, GUANTANAMO BAY, Jan 22 – Beaten, humiliated, chained and dumped in tiny, dark solitary cells, prisoners released from Guantanamo Bay say their time in such hellish conditions will haunt them for years.
"Nobody can imagine how horrible it was. Even the devil couldn’t have created such a bad, bad place," Mustafa Ait Idir told AFP in December, freed after seven years in the US military base in southern Cuba.
"I was questioned and beaten more than 500 times during those seven years," Idir alleged. "The guards used to come in groups of six or seven, always using a spray against us first, and then the beatings would start."
The Algerian-born computer technician was speaking from his adopted home in Sarajevo, Bosnia, two days after being released from the remote jail on the orders of a US federal judge after no charges were ever brought against him.
"I once saw a doctor with a group of guards. The doctor pointed to different places on a body of a prisoner saying ‘hit him here.’ After the beating, there were no visible marks on the body but that man was in such pain he couldn’t move," he said.
The prisoners, rounded up in the US "war on terror" launched by then president George W. Bush in the wake of the September 11, 2001 attacks, were initially denied any contact with the outside world.
For three years they saw no-one other than their guards, recalled lawyer David Remes, representing about 20 Guantanamo inmates.
It was not until the end of 2004 that the first advocates were allowed to visit their clients.
All lawyers contacted by AFP described their shock the first time they were given access to the camp, even though for security reasons they could not give details.
But glimpses of life inside the jail have slipped out as the years have gone by.
Lawyer Stephen Oleskey described how his client Lakhdar Boumedienne, who was also ordered released along with Idir, had been force-fed via a nasal tube during a seven-month hunger strike.
"Twice a day he is strapped onto a chair at seven points," said Oleskey.
"One side of his nose is broken, so they put it (the tube) in the other side … Sometimes it goes to his lung instead of his stomach. He can’t say anything because he has the mask on: that’s torture."
About 800 men have passed through the gates at Guantanamo, and around 245 are still languishing there awaiting the camp’s closure ordered to take place within the year by President Barack Obama.
Most of them have never been charged, and the inmates and the US administration face huge challenges ahead.
"We cannot sweep this dark chapter of our nation’s history under the rug by simply closing the Guantanamo detention camp.
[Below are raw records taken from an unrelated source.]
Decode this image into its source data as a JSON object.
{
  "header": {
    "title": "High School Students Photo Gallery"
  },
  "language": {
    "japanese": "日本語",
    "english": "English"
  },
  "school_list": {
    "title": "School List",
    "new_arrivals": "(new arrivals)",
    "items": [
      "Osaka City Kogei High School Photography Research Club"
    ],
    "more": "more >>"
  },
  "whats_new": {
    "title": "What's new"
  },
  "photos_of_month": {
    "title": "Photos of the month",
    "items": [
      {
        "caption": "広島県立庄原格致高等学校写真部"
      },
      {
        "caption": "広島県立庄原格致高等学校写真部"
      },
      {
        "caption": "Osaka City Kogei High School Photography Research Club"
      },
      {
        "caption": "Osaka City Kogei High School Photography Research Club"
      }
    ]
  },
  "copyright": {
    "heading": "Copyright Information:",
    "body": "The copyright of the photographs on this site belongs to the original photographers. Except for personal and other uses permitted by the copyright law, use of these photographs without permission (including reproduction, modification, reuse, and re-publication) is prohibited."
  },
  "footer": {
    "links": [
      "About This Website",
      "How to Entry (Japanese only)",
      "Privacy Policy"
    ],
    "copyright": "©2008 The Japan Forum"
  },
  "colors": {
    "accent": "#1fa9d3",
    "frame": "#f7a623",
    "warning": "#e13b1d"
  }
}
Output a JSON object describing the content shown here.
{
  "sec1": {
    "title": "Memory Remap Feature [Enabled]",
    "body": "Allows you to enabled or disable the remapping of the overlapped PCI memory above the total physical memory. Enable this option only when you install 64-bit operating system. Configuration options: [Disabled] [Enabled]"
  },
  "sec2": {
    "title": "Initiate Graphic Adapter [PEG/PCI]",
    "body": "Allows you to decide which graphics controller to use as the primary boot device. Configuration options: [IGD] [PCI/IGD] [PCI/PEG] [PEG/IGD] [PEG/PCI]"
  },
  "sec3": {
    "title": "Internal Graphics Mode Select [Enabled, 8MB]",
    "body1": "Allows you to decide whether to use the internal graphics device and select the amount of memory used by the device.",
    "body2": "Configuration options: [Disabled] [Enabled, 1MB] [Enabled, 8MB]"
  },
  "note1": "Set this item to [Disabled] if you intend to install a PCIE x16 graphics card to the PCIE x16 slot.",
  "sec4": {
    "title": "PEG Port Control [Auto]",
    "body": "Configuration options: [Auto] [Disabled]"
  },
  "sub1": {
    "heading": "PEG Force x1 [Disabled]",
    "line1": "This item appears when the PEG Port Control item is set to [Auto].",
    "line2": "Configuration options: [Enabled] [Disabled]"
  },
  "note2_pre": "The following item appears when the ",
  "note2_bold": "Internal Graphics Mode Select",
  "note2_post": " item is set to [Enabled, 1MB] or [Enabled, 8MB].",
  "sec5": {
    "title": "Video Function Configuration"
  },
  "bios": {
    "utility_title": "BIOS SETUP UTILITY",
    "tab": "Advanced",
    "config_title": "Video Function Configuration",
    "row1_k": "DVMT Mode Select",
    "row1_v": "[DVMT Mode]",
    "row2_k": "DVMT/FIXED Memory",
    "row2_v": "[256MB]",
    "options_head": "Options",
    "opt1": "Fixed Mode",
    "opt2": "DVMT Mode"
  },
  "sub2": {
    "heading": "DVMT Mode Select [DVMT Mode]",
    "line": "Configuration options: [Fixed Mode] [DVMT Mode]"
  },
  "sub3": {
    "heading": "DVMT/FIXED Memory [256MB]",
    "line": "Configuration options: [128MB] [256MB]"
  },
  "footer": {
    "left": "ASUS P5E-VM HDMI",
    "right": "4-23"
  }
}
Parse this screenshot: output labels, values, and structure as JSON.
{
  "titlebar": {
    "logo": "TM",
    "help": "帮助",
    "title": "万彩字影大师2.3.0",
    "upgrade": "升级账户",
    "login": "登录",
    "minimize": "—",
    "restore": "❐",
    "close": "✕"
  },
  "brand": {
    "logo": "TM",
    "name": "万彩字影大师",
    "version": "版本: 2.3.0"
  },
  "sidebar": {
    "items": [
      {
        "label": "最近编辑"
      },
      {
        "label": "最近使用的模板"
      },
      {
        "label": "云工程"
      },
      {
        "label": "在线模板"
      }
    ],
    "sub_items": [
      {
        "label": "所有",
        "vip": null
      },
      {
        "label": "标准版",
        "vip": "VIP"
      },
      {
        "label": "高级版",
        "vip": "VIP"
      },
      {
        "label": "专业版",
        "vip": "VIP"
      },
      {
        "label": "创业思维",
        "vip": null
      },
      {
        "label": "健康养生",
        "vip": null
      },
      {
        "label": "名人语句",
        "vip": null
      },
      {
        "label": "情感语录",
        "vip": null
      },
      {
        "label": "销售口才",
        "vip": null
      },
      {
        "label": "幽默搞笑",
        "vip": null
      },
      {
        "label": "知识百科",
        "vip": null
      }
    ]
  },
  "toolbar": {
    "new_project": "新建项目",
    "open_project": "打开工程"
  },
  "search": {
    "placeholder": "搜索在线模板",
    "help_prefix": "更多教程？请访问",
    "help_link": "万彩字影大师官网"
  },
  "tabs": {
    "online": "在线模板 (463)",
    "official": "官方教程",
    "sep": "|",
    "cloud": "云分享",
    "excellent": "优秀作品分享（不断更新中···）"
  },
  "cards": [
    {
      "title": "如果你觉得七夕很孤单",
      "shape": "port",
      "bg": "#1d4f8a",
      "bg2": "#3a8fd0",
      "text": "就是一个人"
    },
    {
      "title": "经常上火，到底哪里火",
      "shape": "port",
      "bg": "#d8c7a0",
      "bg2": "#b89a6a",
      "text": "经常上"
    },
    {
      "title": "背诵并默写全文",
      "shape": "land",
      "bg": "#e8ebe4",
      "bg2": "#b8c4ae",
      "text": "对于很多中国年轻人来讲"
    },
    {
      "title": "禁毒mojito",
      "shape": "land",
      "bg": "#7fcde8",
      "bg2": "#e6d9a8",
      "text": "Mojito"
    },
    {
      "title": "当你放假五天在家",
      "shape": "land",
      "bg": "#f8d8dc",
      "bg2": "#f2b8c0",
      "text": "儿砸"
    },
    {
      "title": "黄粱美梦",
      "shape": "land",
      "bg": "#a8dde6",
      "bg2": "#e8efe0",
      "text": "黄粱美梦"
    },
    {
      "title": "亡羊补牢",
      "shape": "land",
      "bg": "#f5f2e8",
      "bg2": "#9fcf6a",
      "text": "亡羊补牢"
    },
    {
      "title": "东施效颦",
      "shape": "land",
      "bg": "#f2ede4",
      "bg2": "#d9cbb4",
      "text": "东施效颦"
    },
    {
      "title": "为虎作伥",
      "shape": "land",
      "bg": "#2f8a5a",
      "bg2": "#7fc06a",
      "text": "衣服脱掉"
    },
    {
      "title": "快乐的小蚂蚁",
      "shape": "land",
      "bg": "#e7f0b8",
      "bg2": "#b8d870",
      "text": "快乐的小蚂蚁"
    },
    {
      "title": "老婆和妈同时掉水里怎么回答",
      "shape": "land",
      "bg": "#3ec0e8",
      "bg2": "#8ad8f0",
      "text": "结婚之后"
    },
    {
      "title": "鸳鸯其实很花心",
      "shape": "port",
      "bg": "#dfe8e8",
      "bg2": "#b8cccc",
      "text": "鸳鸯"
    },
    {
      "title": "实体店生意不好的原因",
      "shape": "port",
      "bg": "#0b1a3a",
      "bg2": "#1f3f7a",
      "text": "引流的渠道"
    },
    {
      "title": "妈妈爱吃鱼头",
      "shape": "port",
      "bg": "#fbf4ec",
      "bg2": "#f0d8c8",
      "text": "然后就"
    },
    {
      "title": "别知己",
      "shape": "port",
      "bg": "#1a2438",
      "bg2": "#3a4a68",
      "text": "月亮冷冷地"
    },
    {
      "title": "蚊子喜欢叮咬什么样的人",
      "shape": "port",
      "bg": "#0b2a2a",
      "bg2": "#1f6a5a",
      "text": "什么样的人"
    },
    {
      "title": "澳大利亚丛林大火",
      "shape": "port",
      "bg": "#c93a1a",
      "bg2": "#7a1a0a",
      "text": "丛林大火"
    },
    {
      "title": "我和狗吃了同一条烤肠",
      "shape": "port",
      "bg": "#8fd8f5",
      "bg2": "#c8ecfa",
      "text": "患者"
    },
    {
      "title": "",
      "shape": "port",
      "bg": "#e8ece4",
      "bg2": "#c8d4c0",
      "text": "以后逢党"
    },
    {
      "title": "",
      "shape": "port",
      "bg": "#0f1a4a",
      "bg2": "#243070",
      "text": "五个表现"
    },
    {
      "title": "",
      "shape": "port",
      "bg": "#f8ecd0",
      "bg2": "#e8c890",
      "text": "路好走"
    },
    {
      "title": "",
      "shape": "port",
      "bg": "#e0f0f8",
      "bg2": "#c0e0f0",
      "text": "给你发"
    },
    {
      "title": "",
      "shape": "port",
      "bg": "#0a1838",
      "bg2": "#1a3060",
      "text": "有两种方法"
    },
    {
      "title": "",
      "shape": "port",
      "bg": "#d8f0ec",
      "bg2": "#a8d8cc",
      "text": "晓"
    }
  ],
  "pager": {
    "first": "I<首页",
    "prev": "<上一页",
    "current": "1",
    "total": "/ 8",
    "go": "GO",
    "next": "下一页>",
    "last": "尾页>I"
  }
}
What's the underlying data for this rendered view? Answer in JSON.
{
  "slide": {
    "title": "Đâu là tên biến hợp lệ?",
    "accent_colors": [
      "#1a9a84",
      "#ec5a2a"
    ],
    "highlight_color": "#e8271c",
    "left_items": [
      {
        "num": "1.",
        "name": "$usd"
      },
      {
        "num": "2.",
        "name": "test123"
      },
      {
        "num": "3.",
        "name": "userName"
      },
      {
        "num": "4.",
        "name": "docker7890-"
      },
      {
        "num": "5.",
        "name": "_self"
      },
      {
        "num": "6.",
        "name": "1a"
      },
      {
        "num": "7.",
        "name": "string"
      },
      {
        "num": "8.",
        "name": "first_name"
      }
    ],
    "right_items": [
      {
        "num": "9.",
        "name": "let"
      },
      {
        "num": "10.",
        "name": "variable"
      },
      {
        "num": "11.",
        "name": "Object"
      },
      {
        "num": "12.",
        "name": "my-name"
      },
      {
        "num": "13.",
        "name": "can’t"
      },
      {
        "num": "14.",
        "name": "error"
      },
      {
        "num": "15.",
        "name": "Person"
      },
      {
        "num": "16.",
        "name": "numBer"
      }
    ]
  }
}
The new administration must investigate what went wrong and who should be accountable," Eric Stover, a University of California, a Berkeley researcher said in November.
He and fellow researcher Laurel Fletcher carried out a study on 72 freed Guantanamo inmates.
The study examined what Stover said was "an accumulative effect of exposure to shackling, prolonged confinement, sexual humiliations, exposure to extreme cold."
It talked of prisoners being chained for long periods in uncomfortable positions, exposed to deafening music and bright lights, causing cramps and hallucinations.
"These things happened over time, repeatedly, and we raise the question — and that we believe should be investigated further — whether this accumulative effect could in fact in many cases arise to the level of torture," Stover said.
Idir recalled how he was kept in a variety of bare cells, some in pitch-black darkness, others strongly-lit up. He said the prisoners were allowed to go outside every day but their conversations were often interrupted.
"As soon as they heard us talking, they turned on a kind of machine that produced terrible noise," he said.
Murat Kurnaz, a Turk born in Germany, told US lawmakers via a video link of his nightmarish five years in Guantanamo. Even though US authorities determined in 2002 that he had no terror links, he was not released until 2006.
"I did nothing wrong and I was treated like a monster," he said, describing being suspended by his wrists for hours on end, receiving electrical shocks and enduring simulated drowning.
"I know others have died from this kind of treatment," he said during his testimony in May.
"I suffered from sleep deprivation, solitary confinement, religious and sexual humiliations. I was beaten multiple times," he said.
"There was no law in Guantanamo."